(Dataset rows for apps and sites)
☆ ☆ ☆ ☆
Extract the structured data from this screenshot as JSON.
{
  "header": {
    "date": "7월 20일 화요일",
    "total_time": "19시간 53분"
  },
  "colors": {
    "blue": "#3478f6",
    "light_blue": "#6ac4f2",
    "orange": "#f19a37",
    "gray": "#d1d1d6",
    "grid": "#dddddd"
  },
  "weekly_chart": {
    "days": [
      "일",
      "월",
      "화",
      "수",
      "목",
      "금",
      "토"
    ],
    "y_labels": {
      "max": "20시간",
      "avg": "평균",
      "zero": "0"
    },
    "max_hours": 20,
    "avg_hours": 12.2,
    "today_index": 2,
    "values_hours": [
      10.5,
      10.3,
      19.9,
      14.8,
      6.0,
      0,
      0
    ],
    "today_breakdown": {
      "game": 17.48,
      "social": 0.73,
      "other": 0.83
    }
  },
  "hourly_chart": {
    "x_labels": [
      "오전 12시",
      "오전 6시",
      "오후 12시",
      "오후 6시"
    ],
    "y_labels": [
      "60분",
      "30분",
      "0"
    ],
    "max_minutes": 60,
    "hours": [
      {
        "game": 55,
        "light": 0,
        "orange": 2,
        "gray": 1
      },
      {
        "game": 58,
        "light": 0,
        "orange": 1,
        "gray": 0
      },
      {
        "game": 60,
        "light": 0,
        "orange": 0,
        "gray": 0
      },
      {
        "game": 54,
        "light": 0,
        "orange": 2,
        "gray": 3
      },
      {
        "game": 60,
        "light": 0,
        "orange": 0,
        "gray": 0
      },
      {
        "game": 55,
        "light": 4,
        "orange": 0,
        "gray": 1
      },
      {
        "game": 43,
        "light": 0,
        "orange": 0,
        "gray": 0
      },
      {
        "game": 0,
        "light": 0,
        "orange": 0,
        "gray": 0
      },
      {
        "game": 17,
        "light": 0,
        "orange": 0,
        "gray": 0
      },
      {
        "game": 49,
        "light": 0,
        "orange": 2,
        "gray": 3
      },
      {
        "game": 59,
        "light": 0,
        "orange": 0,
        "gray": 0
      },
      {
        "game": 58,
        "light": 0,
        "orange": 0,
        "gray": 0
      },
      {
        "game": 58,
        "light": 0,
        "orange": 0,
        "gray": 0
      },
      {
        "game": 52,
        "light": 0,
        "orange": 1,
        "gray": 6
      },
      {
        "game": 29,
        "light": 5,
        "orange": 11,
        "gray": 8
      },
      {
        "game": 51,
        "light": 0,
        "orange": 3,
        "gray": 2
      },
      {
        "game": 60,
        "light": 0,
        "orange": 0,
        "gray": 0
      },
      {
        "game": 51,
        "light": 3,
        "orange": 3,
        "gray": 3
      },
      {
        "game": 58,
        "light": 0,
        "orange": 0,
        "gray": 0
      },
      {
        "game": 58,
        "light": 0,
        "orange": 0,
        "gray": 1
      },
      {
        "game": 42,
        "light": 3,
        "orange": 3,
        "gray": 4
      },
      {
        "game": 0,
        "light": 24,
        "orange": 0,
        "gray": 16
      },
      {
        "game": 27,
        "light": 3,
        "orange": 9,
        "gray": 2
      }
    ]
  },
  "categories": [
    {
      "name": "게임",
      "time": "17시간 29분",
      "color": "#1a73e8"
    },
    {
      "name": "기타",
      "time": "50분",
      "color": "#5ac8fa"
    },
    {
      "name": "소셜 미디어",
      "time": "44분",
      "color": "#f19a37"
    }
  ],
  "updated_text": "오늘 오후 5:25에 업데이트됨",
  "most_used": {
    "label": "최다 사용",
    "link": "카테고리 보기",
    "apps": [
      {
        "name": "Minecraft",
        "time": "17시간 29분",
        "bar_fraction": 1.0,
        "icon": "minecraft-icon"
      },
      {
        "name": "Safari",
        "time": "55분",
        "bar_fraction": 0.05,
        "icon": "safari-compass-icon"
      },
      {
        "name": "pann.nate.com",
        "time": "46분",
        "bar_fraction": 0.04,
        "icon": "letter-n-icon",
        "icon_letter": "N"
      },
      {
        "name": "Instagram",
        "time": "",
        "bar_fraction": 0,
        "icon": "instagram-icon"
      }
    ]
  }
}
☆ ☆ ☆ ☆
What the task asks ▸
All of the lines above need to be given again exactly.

The completed task ▸
Extract the structured data from this screenshot as JSON.
{
  "header": {
    "date": "7월 20일 화요일",
    "total_time": "19시간 53분"
  },
  "colors": {
    "blue": "#3478f6",
    "light_blue": "#6ac4f2",
    "orange": "#f19a37",
    "gray": "#d1d1d6",
    "grid": "#dddddd"
  },
  "weekly_chart": {
    "days": [
      "일",
      "월",
      "화",
      "수",
      "목",
      "금",
      "토"
    ],
    "y_labels": {
      "max": "20시간",
      "avg": "평균",
      "zero": "0"
    },
    "max_hours": 20,
    "avg_hours": 12.2,
    "today_index": 2,
    "values_hours": [
      10.5,
      10.3,
      19.9,
      14.8,
      6.0,
      0,
      0
    ],
    "today_breakdown": {
      "game": 17.48,
      "social": 0.73,
      "other": 0.83
    }
  },
  "hourly_chart": {
    "x_labels": [
      "오전 12시",
      "오전 6시",
      "오후 12시",
      "오후 6시"
    ],
    "y_labels": [
      "60분",
      "30분",
      "0"
    ],
    "max_minutes": 60,
    "hours": [
      {
        "game": 55,
        "light": 0,
        "orange": 2,
        "gray": 1
      },
      {
        "game": 58,
        "light": 0,
        "orange": 1,
        "gray": 0
      },
      {
        "game": 60,
        "light": 0,
        "orange": 0,
        "gray": 0
      },
      {
        "game": 54,
        "light": 0,
        "orange": 2,
        "gray": 3
      },
      {
        "game": 60,
        "light": 0,
        "orange": 0,
        "gray": 0
      },
      {
        "game": 55,
        "light": 4,
        "orange": 0,
        "gray": 1
      },
      {
        "game": 43,
        "light": 0,
        "orange": 0,
        "gray": 0
      },
      {
        "game": 0,
        "light": 0,
        "orange": 0,
        "gray": 0
      },
      {
        "game": 17,
        "light": 0,
        "orange": 0,
        "gray": 0
      },
      {
        "game": 49,
        "light": 0,
        "orange": 2,
        "gray": 3
      },
      {
        "game": 59,
        "light": 0,
        "orange": 0,
        "gray": 0
      },
      {
        "game": 58,
        "light": 0,
        "orange": 0,
        "gray": 0
      },
      {
        "game": 58,
        "light": 0,
        "orange": 0,
        "gray": 0
      },
      {
        "game": 52,
        "light": 0,
        "orange": 1,
        "gray": 6
      },
      {
        "game": 29,
        "light": 5,
        "orange": 11,
        "gray": 8
      },
      {
        "game": 51,
        "light": 0,
        "orange": 3,
        "gray": 2
      },
      {
        "game": 60,
        "light": 0,
        "orange": 0,
        "gray": 0
      },
      {
        "game": 51,
        "light": 3,
        "orange": 3,
        "gray": 3
      },
      {
        "game": 58,
        "light": 0,
        "orange": 0,
        "gray": 0
      },
      {
        "game": 58,
        "light": 0,
        "orange": 0,
        "gray": 1
      },
      {
        "game": 42,
        "light": 3,
        "orange": 3,
        "gray": 4
      },
      {
        "game": 0,
        "light": 24,
        "orange": 0,
        "gray": 16
      },
      {
        "game": 27,
        "light": 3,
        "orange": 9,
        "gray": 2
      }
    ]
  },
  "categories": [
    {
      "name": "게임",
      "time": "17시간 29분",
      "color": "#1a73e8"
    },
    {
      "name": "기타",
      "time": "50분",
      "color": "#5ac8fa"
    },
    {
      "name": "소셜 미디어",
      "time": "44분",
      "color": "#f19a37"
    }
  ],
  "updated_text": "오늘 오후 5:25에 업데이트됨",
  "most_used": {
    "label": "최다 사용",
    "link": "카테고리 보기",
    "apps": [
      {
        "name": "Minecraft",
        "time": "17시간 29분",
        "bar_fraction": 1.0,
        "icon": "minecraft-icon"
      },
      {
        "name": "Safari",
        "time": "55분",
        "bar_fraction": 0.05,
        "icon": "safari-compass-icon"
      },
      {
        "name": "pann.nate.com",
        "time": "46분",
        "bar_fraction": 0.04,
        "icon": "letter-n-icon",
        "icon_letter": "N"
      },
      {
        "name": "Instagram",
        "time": "",
        "bar_fraction": 0,
        "icon": "instagram-icon"
      }
    ]
  }
}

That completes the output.